By the 1980s, Charlton was on shaky ground financially. To generate some cash they reprinted most of the Hercules issues in Charlton Classics #1-9 (April 1980-August 1981) along with select tales from the anthologies, including "Orion." "Jason," "Oberyll," "The Fly," "Sludge," and "Sir Lancelot and the Haunted Tower." Thane of Bagarth also received two reprint issues in 1985. But before the company folded, it did produce one last set of sword-and-sorcery inspired stories, each containing a fair amount of science fiction elements. These included "Prophecy of Doom" in Charlton Bullseye #3 (September 1981), written and drawn by Ian Carr. In this tale, Janus and Grundar go up against the sorceress Queen Shalastra, with the magic-user losing. The rest of the issue contained science fiction stories.
Charlton Bullseye #9 (September 1982) gave us "Bludd," written by James Waley and Gene Day and drawn by Gene Day, Vince Marchesano, Peter Hsu and Viktor Laszlo. Bludd, a Viking mercenary trades places with a man from the 31st Century to become a champion against the tyrant Armageddon. The story was begun in 1976 by Gene Day, but as the writer/editor explains the story it was originally planned for Orb, an independent comic that published mostly horror and SF. The editor compares it to Thundarr the Barbarian (which was created after the comic), a sad similarity that is all too true. When the magazine folded, most of the leftovers went to Mike Friedrich's Star*Reach and Ron Van Leeuwen's Andromeda, but "Bludd" lingered on unfinished. It was finally completed in 1982 by the gang. The story was published the month Gene Day passed away. Gene was important to sword-and-sorcery comics largely as a mentor to sword-and-sorcery parodist, Dave Sim, with his Swords of Cerebus.
And so sword-and-sorcery was done at Charlton. But there were plenty of other companies doing short sword-and-sorcery tales including Heavy Metal and Epic Magazine, "Slaine" in 2000 AD along with foreign language comics like Cimoc and Skorpio. Sword-and-sorcery comics continued merrily along in the Marvel mainstream as well as in independents like Warp's Elfquest and First's Michael Moorcock's Elric and Hawkmoon, but they all owed a debt to that poor cousin, Charlton, who lead the way.

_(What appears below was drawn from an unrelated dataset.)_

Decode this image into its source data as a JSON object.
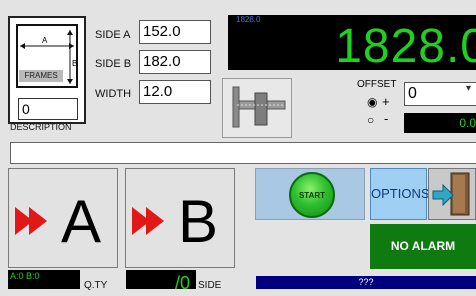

GW Thomas has appeared in over 400 different books, magazines and ezines including The Writer, Writer's Digest, Black October Magazine and Contact. His website is gwthomas.org. He is editor of Dark Worlds magazine.